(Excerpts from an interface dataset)
_ _ _ _ _ _ _
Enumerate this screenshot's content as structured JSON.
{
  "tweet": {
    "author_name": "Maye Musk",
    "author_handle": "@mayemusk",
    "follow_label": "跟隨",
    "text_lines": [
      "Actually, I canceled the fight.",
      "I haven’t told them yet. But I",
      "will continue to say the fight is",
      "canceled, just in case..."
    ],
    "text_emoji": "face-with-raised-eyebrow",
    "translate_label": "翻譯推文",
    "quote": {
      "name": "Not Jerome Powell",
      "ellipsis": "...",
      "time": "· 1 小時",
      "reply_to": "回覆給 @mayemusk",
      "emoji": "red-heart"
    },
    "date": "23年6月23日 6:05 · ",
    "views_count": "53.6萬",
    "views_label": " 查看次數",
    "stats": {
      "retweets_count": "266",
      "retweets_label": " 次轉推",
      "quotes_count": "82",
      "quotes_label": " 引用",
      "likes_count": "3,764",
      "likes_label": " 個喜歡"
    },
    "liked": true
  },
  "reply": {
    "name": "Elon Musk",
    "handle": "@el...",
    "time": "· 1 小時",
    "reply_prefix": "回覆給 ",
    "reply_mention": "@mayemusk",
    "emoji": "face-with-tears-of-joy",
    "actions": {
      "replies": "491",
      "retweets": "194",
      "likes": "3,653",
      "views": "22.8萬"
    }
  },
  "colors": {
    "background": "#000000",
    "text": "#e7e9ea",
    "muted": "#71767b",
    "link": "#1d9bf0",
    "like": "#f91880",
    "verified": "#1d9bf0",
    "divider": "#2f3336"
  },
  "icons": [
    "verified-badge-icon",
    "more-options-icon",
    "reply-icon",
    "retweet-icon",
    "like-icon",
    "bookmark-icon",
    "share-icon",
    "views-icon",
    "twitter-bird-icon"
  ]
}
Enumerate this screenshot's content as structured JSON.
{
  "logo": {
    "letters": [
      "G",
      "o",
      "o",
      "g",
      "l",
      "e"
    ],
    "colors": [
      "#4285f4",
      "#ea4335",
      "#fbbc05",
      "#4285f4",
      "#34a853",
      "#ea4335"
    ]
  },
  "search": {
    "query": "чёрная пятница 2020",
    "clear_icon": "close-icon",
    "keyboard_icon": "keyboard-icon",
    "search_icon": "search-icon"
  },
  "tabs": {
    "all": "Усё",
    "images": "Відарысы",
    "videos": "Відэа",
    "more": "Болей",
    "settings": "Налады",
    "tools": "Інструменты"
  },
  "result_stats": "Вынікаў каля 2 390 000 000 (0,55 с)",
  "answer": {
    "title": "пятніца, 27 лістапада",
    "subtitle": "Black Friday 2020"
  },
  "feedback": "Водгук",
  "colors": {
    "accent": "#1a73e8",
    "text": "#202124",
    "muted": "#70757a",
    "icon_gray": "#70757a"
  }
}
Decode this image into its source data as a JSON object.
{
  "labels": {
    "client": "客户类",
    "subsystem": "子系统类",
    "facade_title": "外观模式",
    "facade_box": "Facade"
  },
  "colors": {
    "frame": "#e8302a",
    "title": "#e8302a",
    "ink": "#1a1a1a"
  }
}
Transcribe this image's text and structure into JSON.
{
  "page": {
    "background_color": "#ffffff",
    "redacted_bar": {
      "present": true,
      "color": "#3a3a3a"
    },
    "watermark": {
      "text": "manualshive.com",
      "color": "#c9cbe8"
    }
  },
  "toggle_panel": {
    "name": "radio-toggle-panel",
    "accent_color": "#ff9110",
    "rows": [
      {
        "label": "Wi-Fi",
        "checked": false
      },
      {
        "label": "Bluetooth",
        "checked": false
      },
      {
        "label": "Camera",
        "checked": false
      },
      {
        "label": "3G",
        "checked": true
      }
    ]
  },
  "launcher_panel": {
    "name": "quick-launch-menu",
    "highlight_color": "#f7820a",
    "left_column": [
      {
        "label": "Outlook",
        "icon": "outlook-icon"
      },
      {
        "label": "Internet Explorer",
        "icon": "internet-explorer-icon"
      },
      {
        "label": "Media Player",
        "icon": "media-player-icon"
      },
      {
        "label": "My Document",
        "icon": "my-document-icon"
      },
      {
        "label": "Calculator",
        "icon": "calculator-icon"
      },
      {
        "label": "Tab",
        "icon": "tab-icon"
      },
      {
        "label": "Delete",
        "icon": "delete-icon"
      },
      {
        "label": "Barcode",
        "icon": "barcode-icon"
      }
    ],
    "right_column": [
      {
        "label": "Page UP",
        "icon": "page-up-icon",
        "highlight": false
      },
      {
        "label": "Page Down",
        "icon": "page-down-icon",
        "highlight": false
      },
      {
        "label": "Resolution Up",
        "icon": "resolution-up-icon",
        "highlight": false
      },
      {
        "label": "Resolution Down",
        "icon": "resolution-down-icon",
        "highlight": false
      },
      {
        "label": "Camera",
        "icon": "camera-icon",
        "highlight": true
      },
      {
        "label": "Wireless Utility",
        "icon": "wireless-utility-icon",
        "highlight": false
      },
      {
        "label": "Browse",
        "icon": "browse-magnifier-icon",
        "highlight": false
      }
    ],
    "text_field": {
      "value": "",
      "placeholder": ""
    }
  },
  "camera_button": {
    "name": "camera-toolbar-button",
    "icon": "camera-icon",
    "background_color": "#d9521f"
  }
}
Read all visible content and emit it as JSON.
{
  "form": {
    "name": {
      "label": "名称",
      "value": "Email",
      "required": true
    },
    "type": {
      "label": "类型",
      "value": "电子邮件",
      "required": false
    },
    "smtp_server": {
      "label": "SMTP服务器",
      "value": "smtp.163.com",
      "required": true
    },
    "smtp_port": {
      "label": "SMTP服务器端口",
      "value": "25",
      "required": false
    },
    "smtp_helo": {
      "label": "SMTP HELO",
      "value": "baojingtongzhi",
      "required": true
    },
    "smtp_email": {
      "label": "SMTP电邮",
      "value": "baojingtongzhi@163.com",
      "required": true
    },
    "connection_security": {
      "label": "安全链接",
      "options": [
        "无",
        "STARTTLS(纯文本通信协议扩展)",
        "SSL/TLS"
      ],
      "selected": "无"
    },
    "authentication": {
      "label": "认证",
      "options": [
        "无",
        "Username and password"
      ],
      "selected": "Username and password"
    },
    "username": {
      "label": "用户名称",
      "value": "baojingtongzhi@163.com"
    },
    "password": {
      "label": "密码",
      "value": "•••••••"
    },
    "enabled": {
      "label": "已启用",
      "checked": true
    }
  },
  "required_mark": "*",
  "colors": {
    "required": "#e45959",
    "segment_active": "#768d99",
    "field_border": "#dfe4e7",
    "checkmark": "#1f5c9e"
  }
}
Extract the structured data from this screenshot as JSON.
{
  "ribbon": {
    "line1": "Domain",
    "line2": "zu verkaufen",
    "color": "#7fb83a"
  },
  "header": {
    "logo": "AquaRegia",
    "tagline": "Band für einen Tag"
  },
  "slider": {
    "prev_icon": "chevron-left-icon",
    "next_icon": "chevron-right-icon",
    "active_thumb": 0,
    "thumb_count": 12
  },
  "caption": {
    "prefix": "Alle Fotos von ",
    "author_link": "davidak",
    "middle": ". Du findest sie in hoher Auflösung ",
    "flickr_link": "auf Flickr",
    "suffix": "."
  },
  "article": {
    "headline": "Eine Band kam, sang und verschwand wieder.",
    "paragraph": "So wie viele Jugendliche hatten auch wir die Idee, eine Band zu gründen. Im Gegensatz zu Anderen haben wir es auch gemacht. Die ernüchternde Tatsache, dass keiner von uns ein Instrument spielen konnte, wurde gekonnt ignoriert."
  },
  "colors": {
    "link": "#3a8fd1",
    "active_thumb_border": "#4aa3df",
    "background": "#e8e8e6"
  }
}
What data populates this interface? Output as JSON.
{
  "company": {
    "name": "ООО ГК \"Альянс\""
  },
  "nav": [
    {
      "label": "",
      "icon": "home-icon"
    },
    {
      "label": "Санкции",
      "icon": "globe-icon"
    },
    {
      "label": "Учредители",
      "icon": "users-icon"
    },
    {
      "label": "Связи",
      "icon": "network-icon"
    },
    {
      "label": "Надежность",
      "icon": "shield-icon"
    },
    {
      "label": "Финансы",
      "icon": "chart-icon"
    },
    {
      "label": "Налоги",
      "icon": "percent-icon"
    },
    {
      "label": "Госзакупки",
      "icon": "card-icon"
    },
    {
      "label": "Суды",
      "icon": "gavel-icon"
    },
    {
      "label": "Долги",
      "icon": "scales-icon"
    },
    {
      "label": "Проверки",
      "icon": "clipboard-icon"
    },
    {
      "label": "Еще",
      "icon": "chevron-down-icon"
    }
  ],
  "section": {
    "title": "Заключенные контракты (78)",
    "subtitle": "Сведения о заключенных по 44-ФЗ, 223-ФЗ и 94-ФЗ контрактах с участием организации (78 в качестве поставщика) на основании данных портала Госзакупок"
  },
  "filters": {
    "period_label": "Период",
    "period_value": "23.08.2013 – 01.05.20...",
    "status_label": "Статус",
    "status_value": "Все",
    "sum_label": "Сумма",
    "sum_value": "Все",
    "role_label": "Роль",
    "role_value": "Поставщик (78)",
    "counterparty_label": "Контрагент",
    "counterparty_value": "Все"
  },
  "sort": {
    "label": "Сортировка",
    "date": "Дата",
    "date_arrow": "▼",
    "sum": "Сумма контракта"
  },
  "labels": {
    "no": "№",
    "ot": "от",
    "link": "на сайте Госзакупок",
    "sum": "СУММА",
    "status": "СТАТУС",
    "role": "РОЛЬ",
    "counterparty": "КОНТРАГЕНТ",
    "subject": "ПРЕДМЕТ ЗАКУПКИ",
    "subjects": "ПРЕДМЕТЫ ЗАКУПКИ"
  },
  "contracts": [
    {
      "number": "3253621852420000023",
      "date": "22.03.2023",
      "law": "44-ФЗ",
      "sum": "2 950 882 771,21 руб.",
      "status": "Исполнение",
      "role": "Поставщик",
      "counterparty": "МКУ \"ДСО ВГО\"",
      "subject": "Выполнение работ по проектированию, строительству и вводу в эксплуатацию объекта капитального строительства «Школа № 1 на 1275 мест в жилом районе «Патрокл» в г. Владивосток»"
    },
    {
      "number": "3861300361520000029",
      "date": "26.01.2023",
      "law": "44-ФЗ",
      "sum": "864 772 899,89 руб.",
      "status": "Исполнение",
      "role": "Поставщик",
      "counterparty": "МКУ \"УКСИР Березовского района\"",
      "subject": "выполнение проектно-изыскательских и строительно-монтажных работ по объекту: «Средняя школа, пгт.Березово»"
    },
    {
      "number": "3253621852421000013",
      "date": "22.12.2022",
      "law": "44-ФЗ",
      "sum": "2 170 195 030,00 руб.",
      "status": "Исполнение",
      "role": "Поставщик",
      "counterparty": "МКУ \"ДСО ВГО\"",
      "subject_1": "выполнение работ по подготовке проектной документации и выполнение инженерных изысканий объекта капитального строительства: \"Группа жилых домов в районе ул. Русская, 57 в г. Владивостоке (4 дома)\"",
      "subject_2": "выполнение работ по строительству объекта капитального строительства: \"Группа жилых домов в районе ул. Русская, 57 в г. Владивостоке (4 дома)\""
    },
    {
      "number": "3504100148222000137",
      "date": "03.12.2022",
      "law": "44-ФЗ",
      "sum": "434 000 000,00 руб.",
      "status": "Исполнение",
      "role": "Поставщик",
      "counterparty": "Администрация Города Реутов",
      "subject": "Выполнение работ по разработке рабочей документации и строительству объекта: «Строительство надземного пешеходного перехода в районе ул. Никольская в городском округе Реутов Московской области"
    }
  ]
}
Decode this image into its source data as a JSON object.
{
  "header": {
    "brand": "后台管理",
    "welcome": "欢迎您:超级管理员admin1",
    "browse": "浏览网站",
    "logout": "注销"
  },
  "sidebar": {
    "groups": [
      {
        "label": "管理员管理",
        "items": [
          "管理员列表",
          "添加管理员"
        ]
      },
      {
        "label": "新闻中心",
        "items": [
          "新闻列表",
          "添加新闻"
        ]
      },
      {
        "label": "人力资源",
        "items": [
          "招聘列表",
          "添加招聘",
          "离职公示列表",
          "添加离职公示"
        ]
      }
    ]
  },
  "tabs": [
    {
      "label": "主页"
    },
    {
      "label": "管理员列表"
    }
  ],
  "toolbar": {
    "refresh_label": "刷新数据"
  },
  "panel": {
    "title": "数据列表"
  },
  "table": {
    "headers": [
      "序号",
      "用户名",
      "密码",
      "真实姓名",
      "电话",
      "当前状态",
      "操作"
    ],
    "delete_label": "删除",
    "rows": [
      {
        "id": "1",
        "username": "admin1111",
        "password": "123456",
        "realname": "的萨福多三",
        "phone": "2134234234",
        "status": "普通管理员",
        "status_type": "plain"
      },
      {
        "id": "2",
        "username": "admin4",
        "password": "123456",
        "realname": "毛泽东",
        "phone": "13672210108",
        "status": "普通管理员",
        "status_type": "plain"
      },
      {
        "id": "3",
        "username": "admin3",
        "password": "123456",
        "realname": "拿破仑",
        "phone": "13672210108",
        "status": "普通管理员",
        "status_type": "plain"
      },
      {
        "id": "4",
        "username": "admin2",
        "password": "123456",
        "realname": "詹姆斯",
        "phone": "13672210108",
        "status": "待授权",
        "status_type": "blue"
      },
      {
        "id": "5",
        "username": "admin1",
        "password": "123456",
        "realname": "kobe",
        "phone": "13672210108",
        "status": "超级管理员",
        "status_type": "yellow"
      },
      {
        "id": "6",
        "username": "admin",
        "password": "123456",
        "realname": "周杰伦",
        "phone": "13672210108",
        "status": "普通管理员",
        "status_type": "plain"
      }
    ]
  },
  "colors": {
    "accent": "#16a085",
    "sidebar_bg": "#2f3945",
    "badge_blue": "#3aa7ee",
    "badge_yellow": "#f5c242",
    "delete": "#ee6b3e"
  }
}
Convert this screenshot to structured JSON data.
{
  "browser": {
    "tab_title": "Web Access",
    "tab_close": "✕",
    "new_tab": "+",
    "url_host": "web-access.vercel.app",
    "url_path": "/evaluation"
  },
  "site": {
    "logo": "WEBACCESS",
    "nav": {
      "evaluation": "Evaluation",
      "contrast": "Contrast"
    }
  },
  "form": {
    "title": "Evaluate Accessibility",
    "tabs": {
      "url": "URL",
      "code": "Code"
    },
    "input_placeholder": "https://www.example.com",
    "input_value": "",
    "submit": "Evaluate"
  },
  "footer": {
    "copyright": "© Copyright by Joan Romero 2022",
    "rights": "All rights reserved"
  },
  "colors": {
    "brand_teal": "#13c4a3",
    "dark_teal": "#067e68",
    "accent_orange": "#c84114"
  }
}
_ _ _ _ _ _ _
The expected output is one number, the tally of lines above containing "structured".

4